Next is "Gray Stables," a song which recalls misty images of Ophelia and medieval forests in its harsh tribute to a "brave lady" — "Brave lady, I could see you through the mosses/ laid, shameless in the sun…gray stables and the horses of the/ righteous/ pray daily for the brave."

Then there is "Freedom Hangs Like Heaven," an epic track which takes Beam into the rock-and-rollingest territory he's ever been, all the while talking to the Virgin Mary, "carrying her babe" whilst the oil lamps sing to her, "freedom hangs like heaven over everyone."

The best song, however, the song which let me feel the blood in my veins, is "My Lady's House." It's a short and simple, acoustic guitar love ballad, akin to the tear-conjuring "Naked As We Came" from his last album. Halfway through the ideal finger-plucks on his guitar, a piano enters and takes the song into an entirely new aesthetic. The sweeping gorgeousness of the written words are complemented by the rhythm and timbre of the voice and instrumentation to make the verse when Beam sings, "It is good in my lady's house/ every shape that her body makes/ love is a fragile word/ in the air, on the length we lay."

For those fans already familiar with Iron and Wine, the six songs on Woman King will be the logical next step in an already impressive catalogue.

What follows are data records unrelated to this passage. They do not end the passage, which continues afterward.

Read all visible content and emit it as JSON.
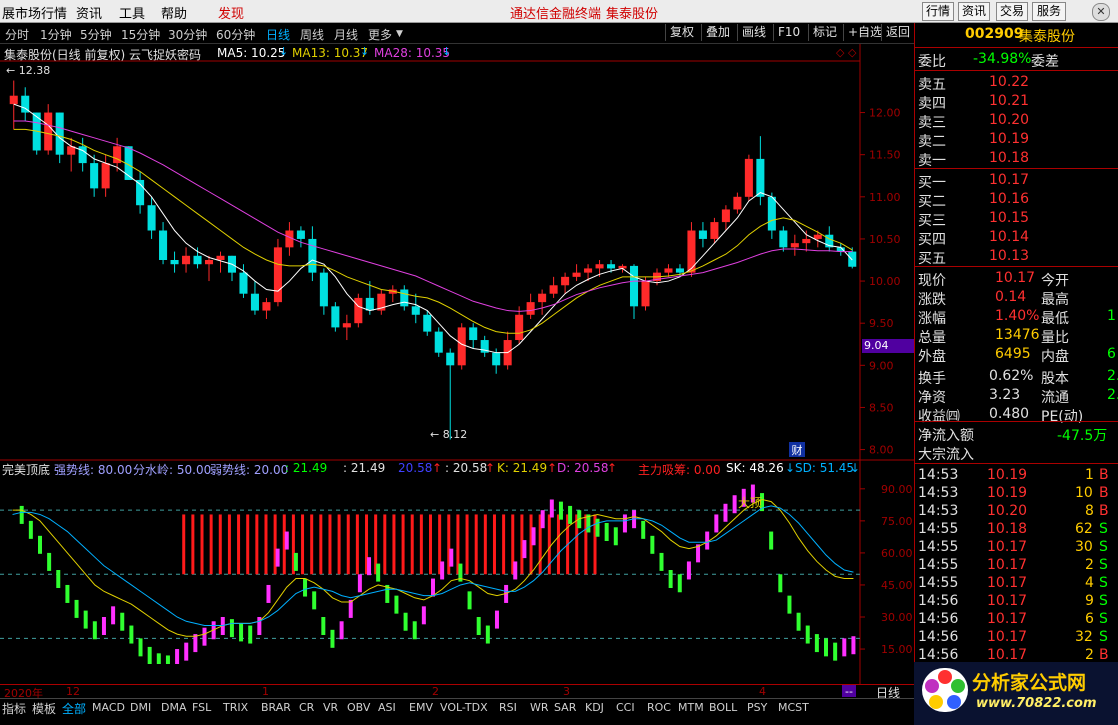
{
  "menubar": {
    "items": [
      "展市场行情",
      "资讯",
      "工具",
      "帮助"
    ],
    "discover": "发现",
    "center_links": [
      "通达信金融终端",
      "集泰股份"
    ],
    "right_buttons": [
      "行情",
      "资讯",
      "交易",
      "服务"
    ]
  },
  "periods": {
    "items": [
      "分时",
      "1分钟",
      "5分钟",
      "15分钟",
      "30分钟",
      "60分钟",
      "日线",
      "周线",
      "月线",
      "更多"
    ],
    "active_index": 6,
    "drop_icon": "triangle-down-icon"
  },
  "toolbar": [
    "复权",
    "叠加",
    "画线",
    "F10",
    "标记",
    "+自选",
    "返回"
  ],
  "main_chart": {
    "title": "集泰股份(日线 前复权) 云飞捉妖密码",
    "ma5": "MA5: 10.25",
    "ma13": "MA13: 10.37",
    "ma28": "MA28: 10.35",
    "high_label": "12.38",
    "low_label": "8.12",
    "cursor_price": "9.04",
    "cai_badge": "财",
    "y_ticks": [
      "12.00",
      "11.50",
      "11.00",
      "10.50",
      "10.00",
      "9.50",
      "9.00",
      "8.50",
      "8.00"
    ],
    "colors": {
      "up": "#ff2a2a",
      "down": "#00e0e0",
      "ma5": "#ffffff",
      "ma13": "#e0d000",
      "ma28": "#e040e0"
    }
  },
  "chart_data": {
    "type": "candlestick",
    "ylim": [
      7.9,
      12.6
    ],
    "ohlc": [
      [
        12.1,
        12.38,
        11.8,
        12.2
      ],
      [
        12.2,
        12.3,
        11.9,
        12.0
      ],
      [
        12.0,
        12.0,
        11.5,
        11.55
      ],
      [
        11.55,
        12.1,
        11.5,
        12.0
      ],
      [
        12.0,
        12.0,
        11.4,
        11.5
      ],
      [
        11.5,
        11.7,
        11.3,
        11.6
      ],
      [
        11.6,
        11.7,
        11.3,
        11.4
      ],
      [
        11.4,
        11.5,
        11.0,
        11.1
      ],
      [
        11.1,
        11.5,
        11.0,
        11.4
      ],
      [
        11.4,
        11.7,
        11.3,
        11.6
      ],
      [
        11.6,
        11.6,
        11.2,
        11.2
      ],
      [
        11.2,
        11.3,
        10.8,
        10.9
      ],
      [
        10.9,
        11.0,
        10.5,
        10.6
      ],
      [
        10.6,
        10.7,
        10.2,
        10.25
      ],
      [
        10.25,
        10.35,
        10.1,
        10.2
      ],
      [
        10.2,
        10.4,
        10.1,
        10.3
      ],
      [
        10.3,
        10.4,
        10.15,
        10.2
      ],
      [
        10.2,
        10.3,
        10.0,
        10.25
      ],
      [
        10.25,
        10.35,
        10.1,
        10.3
      ],
      [
        10.3,
        10.3,
        10.0,
        10.1
      ],
      [
        10.1,
        10.2,
        9.8,
        9.85
      ],
      [
        9.85,
        10.0,
        9.6,
        9.65
      ],
      [
        9.65,
        9.8,
        9.55,
        9.75
      ],
      [
        9.75,
        10.5,
        9.7,
        10.4
      ],
      [
        10.4,
        10.7,
        10.3,
        10.6
      ],
      [
        10.6,
        10.65,
        10.4,
        10.5
      ],
      [
        10.5,
        10.65,
        10.0,
        10.1
      ],
      [
        10.1,
        10.15,
        9.6,
        9.7
      ],
      [
        9.7,
        9.75,
        9.4,
        9.45
      ],
      [
        9.45,
        9.6,
        9.3,
        9.5
      ],
      [
        9.5,
        9.85,
        9.45,
        9.8
      ],
      [
        9.8,
        10.0,
        9.6,
        9.65
      ],
      [
        9.65,
        9.9,
        9.6,
        9.85
      ],
      [
        9.85,
        9.95,
        9.75,
        9.9
      ],
      [
        9.9,
        9.95,
        9.65,
        9.7
      ],
      [
        9.7,
        9.85,
        9.5,
        9.6
      ],
      [
        9.6,
        9.65,
        9.35,
        9.4
      ],
      [
        9.4,
        9.45,
        9.1,
        9.15
      ],
      [
        9.15,
        9.2,
        8.12,
        9.0
      ],
      [
        9.0,
        9.5,
        8.95,
        9.45
      ],
      [
        9.45,
        9.5,
        9.2,
        9.3
      ],
      [
        9.3,
        9.35,
        9.1,
        9.15
      ],
      [
        9.15,
        9.2,
        8.9,
        9.0
      ],
      [
        9.0,
        9.4,
        8.95,
        9.3
      ],
      [
        9.3,
        9.7,
        9.25,
        9.6
      ],
      [
        9.6,
        9.85,
        9.55,
        9.75
      ],
      [
        9.75,
        9.9,
        9.6,
        9.85
      ],
      [
        9.85,
        10.05,
        9.8,
        9.95
      ],
      [
        9.95,
        10.1,
        9.85,
        10.05
      ],
      [
        10.05,
        10.2,
        10.0,
        10.1
      ],
      [
        10.1,
        10.2,
        10.0,
        10.15
      ],
      [
        10.15,
        10.25,
        10.05,
        10.2
      ],
      [
        10.2,
        10.25,
        10.1,
        10.15
      ],
      [
        10.15,
        10.2,
        10.1,
        10.18
      ],
      [
        10.18,
        10.2,
        9.55,
        9.7
      ],
      [
        9.7,
        10.05,
        9.65,
        10.0
      ],
      [
        10.0,
        10.15,
        9.95,
        10.1
      ],
      [
        10.1,
        10.2,
        10.05,
        10.15
      ],
      [
        10.15,
        10.2,
        10.05,
        10.1
      ],
      [
        10.1,
        10.7,
        10.05,
        10.6
      ],
      [
        10.6,
        10.7,
        10.4,
        10.5
      ],
      [
        10.5,
        10.75,
        10.45,
        10.7
      ],
      [
        10.7,
        10.9,
        10.6,
        10.85
      ],
      [
        10.85,
        11.05,
        10.8,
        11.0
      ],
      [
        11.0,
        11.5,
        10.95,
        11.45
      ],
      [
        11.45,
        11.72,
        10.9,
        11.0
      ],
      [
        11.0,
        11.05,
        10.5,
        10.6
      ],
      [
        10.6,
        10.65,
        10.35,
        10.4
      ],
      [
        10.4,
        10.55,
        10.3,
        10.45
      ],
      [
        10.45,
        10.6,
        10.35,
        10.5
      ],
      [
        10.5,
        10.6,
        10.4,
        10.55
      ],
      [
        10.55,
        10.65,
        10.35,
        10.4
      ],
      [
        10.4,
        10.45,
        10.3,
        10.35
      ],
      [
        10.35,
        10.4,
        10.15,
        10.17
      ]
    ],
    "ma5": [
      12.1,
      12.05,
      11.95,
      11.85,
      11.7,
      11.6,
      11.55,
      11.45,
      11.4,
      11.35,
      11.25,
      11.15,
      11.0,
      10.8,
      10.6,
      10.45,
      10.35,
      10.28,
      10.24,
      10.2,
      10.12,
      10.0,
      9.9,
      9.88,
      10.0,
      10.15,
      10.25,
      10.2,
      10.05,
      9.85,
      9.7,
      9.65,
      9.68,
      9.72,
      9.75,
      9.72,
      9.65,
      9.5,
      9.35,
      9.25,
      9.2,
      9.18,
      9.15,
      9.15,
      9.25,
      9.4,
      9.55,
      9.7,
      9.85,
      9.95,
      10.02,
      10.08,
      10.12,
      10.15,
      10.05,
      10.0,
      9.98,
      10.0,
      10.05,
      10.15,
      10.3,
      10.45,
      10.6,
      10.75,
      10.95,
      11.05,
      11.0,
      10.85,
      10.7,
      10.55,
      10.48,
      10.42,
      10.4,
      10.25
    ],
    "ma13": [
      11.8,
      11.8,
      11.78,
      11.75,
      11.72,
      11.68,
      11.62,
      11.55,
      11.5,
      11.45,
      11.38,
      11.3,
      11.2,
      11.1,
      11.0,
      10.9,
      10.8,
      10.7,
      10.6,
      10.5,
      10.4,
      10.32,
      10.25,
      10.2,
      10.18,
      10.18,
      10.2,
      10.18,
      10.12,
      10.05,
      10.0,
      9.95,
      9.9,
      9.88,
      9.85,
      9.82,
      9.8,
      9.75,
      9.68,
      9.6,
      9.52,
      9.45,
      9.4,
      9.38,
      9.38,
      9.42,
      9.5,
      9.6,
      9.7,
      9.8,
      9.88,
      9.95,
      10.0,
      10.05,
      10.05,
      10.05,
      10.05,
      10.06,
      10.08,
      10.12,
      10.18,
      10.25,
      10.32,
      10.42,
      10.55,
      10.65,
      10.72,
      10.75,
      10.72,
      10.65,
      10.58,
      10.5,
      10.45,
      10.37
    ],
    "ma28": [
      11.9,
      11.9,
      11.88,
      11.85,
      11.82,
      11.78,
      11.74,
      11.7,
      11.66,
      11.62,
      11.58,
      11.52,
      11.45,
      11.38,
      11.3,
      11.22,
      11.14,
      11.06,
      10.98,
      10.9,
      10.82,
      10.74,
      10.66,
      10.58,
      10.52,
      10.46,
      10.42,
      10.38,
      10.34,
      10.3,
      10.26,
      10.22,
      10.18,
      10.14,
      10.1,
      10.06,
      10.0,
      9.94,
      9.88,
      9.82,
      9.76,
      9.72,
      9.68,
      9.65,
      9.64,
      9.65,
      9.68,
      9.72,
      9.78,
      9.84,
      9.88,
      9.92,
      9.95,
      9.98,
      10.0,
      10.0,
      10.02,
      10.04,
      10.06,
      10.08,
      10.1,
      10.14,
      10.18,
      10.22,
      10.27,
      10.32,
      10.36,
      10.38,
      10.38,
      10.37,
      10.36,
      10.36,
      10.35,
      10.35
    ]
  },
  "indicator": {
    "name": "完美顶底",
    "strong": "强势线: 80.00",
    "divide": "分水岭: 50.00",
    "weak": "弱势线: 20.00",
    "v1": ": 21.49",
    "v2": ": 21.49",
    "v3": "20.58",
    "v4": ": 20.58",
    "k": "K: 21.49",
    "d": "D: 20.58",
    "main_absorb": "主力吸筹: 0.00",
    "sk": "SK: 48.26",
    "sd": "SD: 51.45",
    "top_label": "大顶",
    "y_ticks": [
      "90.00",
      "75.00",
      "60.00",
      "45.00",
      "30.00",
      "15.00"
    ],
    "k_line": [
      85,
      82,
      75,
      68,
      60,
      52,
      45,
      38,
      33,
      28,
      30,
      35,
      32,
      26,
      20,
      16,
      13,
      12,
      15,
      18,
      22,
      25,
      28,
      30,
      29,
      27,
      26,
      30,
      45,
      62,
      70,
      60,
      48,
      42,
      30,
      24,
      28,
      38,
      50,
      58,
      55,
      45,
      40,
      32,
      28,
      35,
      48,
      56,
      62,
      55,
      42,
      30,
      26,
      33,
      45,
      56,
      66,
      72,
      80,
      85,
      84,
      82,
      80,
      78,
      76,
      74,
      72,
      78,
      80,
      75,
      68,
      60,
      52,
      50,
      56,
      64,
      70,
      78,
      83,
      87,
      90,
      92,
      88,
      70,
      50,
      40,
      32,
      26,
      22,
      20,
      18,
      20,
      21
    ],
    "sk_line": [
      80,
      80,
      78,
      75,
      70,
      65,
      60,
      55,
      50,
      45,
      42,
      40,
      38,
      36,
      33,
      30,
      27,
      24,
      22,
      21,
      21,
      22,
      24,
      26,
      27,
      27,
      27,
      28,
      32,
      38,
      44,
      48,
      48,
      46,
      43,
      39,
      37,
      37,
      40,
      43,
      45,
      44,
      43,
      41,
      39,
      38,
      40,
      43,
      47,
      48,
      47,
      44,
      41,
      40,
      41,
      43,
      47,
      52,
      58,
      64,
      69,
      73,
      76,
      77,
      78,
      77,
      76,
      76,
      77,
      76,
      73,
      70,
      66,
      63,
      62,
      63,
      65,
      68,
      72,
      76,
      80,
      83,
      85,
      84,
      80,
      74,
      67,
      61,
      56,
      52,
      49,
      48,
      48
    ],
    "sd_line": [
      78,
      79,
      79,
      78,
      76,
      73,
      70,
      66,
      62,
      58,
      54,
      51,
      48,
      45,
      42,
      39,
      36,
      33,
      30,
      28,
      27,
      26,
      26,
      26,
      27,
      27,
      27,
      28,
      30,
      33,
      37,
      41,
      43,
      44,
      43,
      42,
      40,
      39,
      40,
      41,
      42,
      43,
      43,
      42,
      41,
      40,
      40,
      41,
      43,
      45,
      46,
      45,
      44,
      43,
      42,
      42,
      44,
      47,
      51,
      56,
      61,
      65,
      69,
      72,
      74,
      75,
      75,
      75,
      76,
      76,
      75,
      73,
      70,
      67,
      65,
      65,
      65,
      66,
      69,
      72,
      75,
      78,
      81,
      82,
      81,
      78,
      74,
      69,
      64,
      59,
      55,
      52,
      51
    ],
    "absorb_zone_from": 19,
    "absorb_zone_to": 85
  },
  "date_axis": {
    "labels": [
      "2020年",
      "12",
      "1",
      "2",
      "3",
      "4"
    ],
    "right_label": "日线"
  },
  "right_panel": {
    "code": "002909",
    "name": "集泰股份",
    "webi_label": "委比",
    "webi_val": "-34.98%",
    "weicha_label": "委差",
    "asks": [
      [
        "卖五",
        "10.22"
      ],
      [
        "卖四",
        "10.21"
      ],
      [
        "卖三",
        "10.20"
      ],
      [
        "卖二",
        "10.19"
      ],
      [
        "卖一",
        "10.18"
      ]
    ],
    "bids": [
      [
        "买一",
        "10.17"
      ],
      [
        "买二",
        "10.16"
      ],
      [
        "买三",
        "10.15"
      ],
      [
        "买四",
        "10.14"
      ],
      [
        "买五",
        "10.13"
      ]
    ],
    "stats": [
      [
        "现价",
        "10.17",
        "今开",
        ""
      ],
      [
        "涨跌",
        "0.14",
        "最高",
        ""
      ],
      [
        "涨幅",
        "1.40%",
        "最低",
        "1"
      ],
      [
        "总量",
        "13476",
        "量比",
        ""
      ],
      [
        "外盘",
        "6495",
        "内盘",
        "6"
      ],
      [
        "换手",
        "0.62%",
        "股本",
        "2."
      ],
      [
        "净资",
        "3.23",
        "流通",
        "2."
      ],
      [
        "收益㈣",
        "0.480",
        "PE(动)",
        ""
      ]
    ],
    "net_inflow_label": "净流入额",
    "net_inflow": "-47.5万",
    "big_inflow_label": "大宗流入",
    "ticks": [
      [
        "14:53",
        "10.19",
        "1",
        "B"
      ],
      [
        "14:53",
        "10.19",
        "10",
        "B"
      ],
      [
        "14:53",
        "10.20",
        "8",
        "B"
      ],
      [
        "14:55",
        "10.18",
        "62",
        "S"
      ],
      [
        "14:55",
        "10.17",
        "30",
        "S"
      ],
      [
        "14:55",
        "10.17",
        "2",
        "S"
      ],
      [
        "14:55",
        "10.17",
        "4",
        "S"
      ],
      [
        "14:56",
        "10.17",
        "9",
        "S"
      ],
      [
        "14:56",
        "10.17",
        "6",
        "S"
      ],
      [
        "14:56",
        "10.17",
        "32",
        "S"
      ],
      [
        "14:56",
        "10.17",
        "2",
        "B"
      ]
    ]
  },
  "tabs": [
    "指标",
    "模板",
    "全部",
    "MACD",
    "DMI",
    "DMA",
    "FSL",
    "TRIX",
    "BRAR",
    "CR",
    "VR",
    "OBV",
    "ASI",
    "EMV",
    "VOL-TDX",
    "RSI",
    "WR",
    "SAR",
    "KDJ",
    "CCI",
    "ROC",
    "MTM",
    "BOLL",
    "PSY",
    "MCST"
  ],
  "watermark": {
    "text": "分析家公式网",
    "url": "www.70822.com"
  }
}
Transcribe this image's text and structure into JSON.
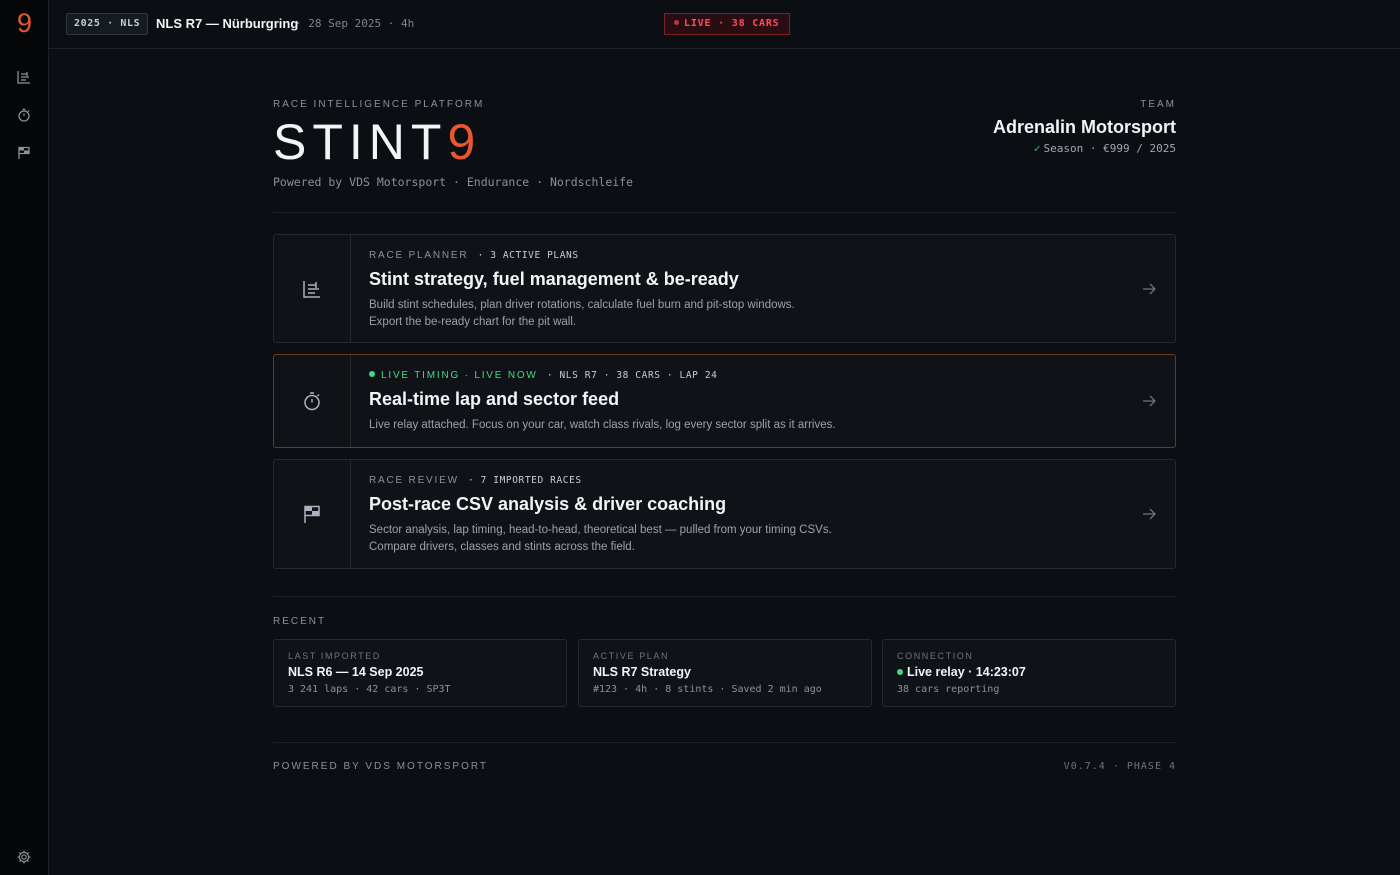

For those who know Iron and Wine only for his cover of the Postal Service's "Such Great Heights" on the Garden State soundtrack, then the intimacy found in the soft recording for Zach Braff and Natalie Portman will only be multiplied in this brilliant EP.